money that we don't really have to buy products that we don't really need. Because of the availability
of credit, we believe that there is no need to deprive ourselves of a lifestyle that we want. However,
the bills eventually come due, and many people (including some Christians) soon find themselves
under a mountain of debt.
Why do casino profits run in the billions of dollars every year? Why do lottery jackpots reach well
into the hundreds of millions of dollars? Why are so many Americans addicted to gambling? What
makes pyramid marketing and "get rich quick" schemes so attractive?
The answer to all of these things is “covetousness.” Covetousness is an unhealthy desire to have
more than one possesses. We may not hear the word “covetousness” used very often today, but the
Bible has a lot to say about this sin and the trouble it can get us into.
1. It is forbidden in the Ten Commandments. “You shall not covet your neighbor's house; you
shall not covet your neighbor's wife, nor his male servant, nor his female servant, nor his ox, nor his
donkey, nor anything that is your neighbor's” (Exodus 20:17).
2. It defiles a man. “For from within, out of the heart of men, proceed evil thoughts, adulteries,
fornications, murders, thefts, covetousness, wickedness, deceit, lewdness, an evil eye, blasphemy,
pride, foolishness. All these evil things come from within and defile a man” (Mark 7:21-23).
3. It is idolatry. “Therefore put to death your members which are on the earth: fornication,
uncleanness, passion, evil desire, and covetousness, which is idolatry” (Colossians 3:5). Idolatry is not
just bowing down before a graven image. Idolatry can be worship of many things. Anything that has
become our primary focus in life has replaced God and thus has become our idol. For a covetous man,
his money has become his god. He seeks happiness in money, he devotes himself to accumulating
things, he trusts in his wealth. He gives it his affection, love and respect. It is his god. As such, we can
understand God's abhorrence of this sin.
4. It provokes the wrath of God. “Because of these things the wrath of God is coming upon the
sons of disobedience” (Colossians 3:6). Covetousness is listed among those sins (see verse five) that
will bring the wrath of God upon mankind.
5. It will exclude one from the kingdom of God. “Do you not know that the unrighteous will not
inherit the kingdom of God? Do not be deceived. Neither fornicators, nor idolaters, nor adulterers, nor
homosexuals, nor sodomites, nor thieves, nor covetous, nor drunkards, nor revilers, nor extortioners
will inherit the kingdom of God” (1 Corinthians 6:9-10).
6. It is the root of many other sins. Consider some of the sins recorded in the Bible that were
caused by covetousness: lying (2 Kings 5:20-27), theft (Joshua 7:20-21), betrayal (Matthew 26:14-16),
murder and extortion (Ezekiel 22:12), departing from the faith (1 Timothy 6:9-10), and causing loved

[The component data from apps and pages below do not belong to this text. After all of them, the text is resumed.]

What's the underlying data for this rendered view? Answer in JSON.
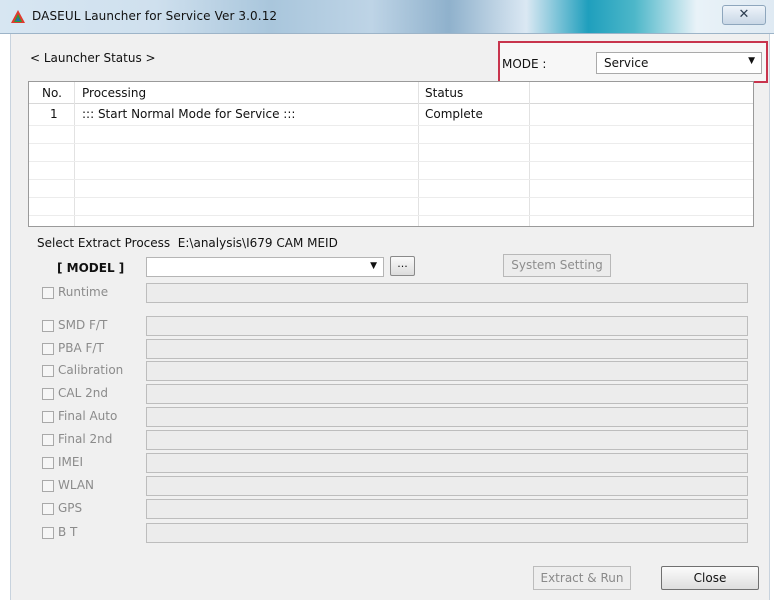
{
  "window": {
    "title": "DASEUL Launcher for Service Ver 3.0.12",
    "close_glyph": "✕"
  },
  "status": {
    "section_label": "< Launcher Status >",
    "mode_label": "MODE :",
    "mode_value": "Service",
    "columns": [
      "No.",
      "Processing",
      "Status"
    ],
    "rows": [
      {
        "no": "1",
        "processing": "::: Start Normal Mode for Service :::",
        "status": "Complete"
      }
    ]
  },
  "extract": {
    "label": "Select Extract Process",
    "path": "E:\\analysis\\I679 CAM MEID",
    "model_label": "[ MODEL ]",
    "model_value": "",
    "browse_label": "...",
    "system_setting_label": "System Setting",
    "processes": [
      "Runtime",
      "SMD F/T",
      "PBA F/T",
      "Calibration",
      "CAL 2nd",
      "Final Auto",
      "Final 2nd",
      "IMEI",
      "WLAN",
      "GPS",
      "B T"
    ]
  },
  "buttons": {
    "extract_run": "Extract & Run",
    "close": "Close"
  },
  "colors": {
    "highlight_border": "#c8344d"
  }
}
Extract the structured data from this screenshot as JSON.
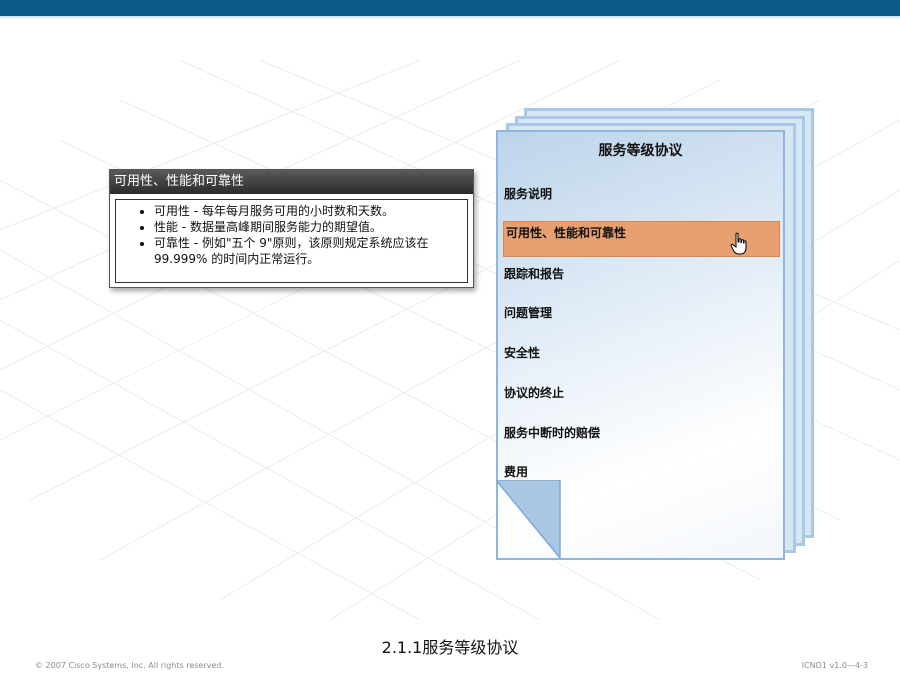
{
  "callout": {
    "title": "可用性、性能和可靠性",
    "bullets": [
      "可用性 - 每年每月服务可用的小时数和天数。",
      "性能 - 数据量高峰期间服务能力的期望值。",
      "可靠性 - 例如\"五个 9\"原则，该原则规定系统应该在 99.999% 的时间内正常运行。"
    ]
  },
  "document": {
    "title": "服务等级协议",
    "items": [
      "服务说明",
      "可用性、性能和可靠性",
      "跟踪和报告",
      "问题管理",
      "安全性",
      "协议的终止",
      "服务中断时的赔偿",
      "费用"
    ],
    "highlighted_index": 1
  },
  "caption": "2.1.1服务等级协议",
  "footer": {
    "copyright": "© 2007 Cisco Systems, Inc. All rights reserved.",
    "page_id": "ICND1 v1.0—4-3"
  },
  "colors": {
    "top_bar": "#0d5a86",
    "highlight": "#e8a070",
    "page_border": "#8fb6dd"
  },
  "icons": [
    "hand-pointer-icon"
  ]
}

ones to suffer (Proverbs 15:27).
Covetousness is not a harmless habit or attitude. It is a sin against both God and man. Next week,
we will consider what the Bible says we can do to overcome the sin of covetousness.
- appeared 2/2/05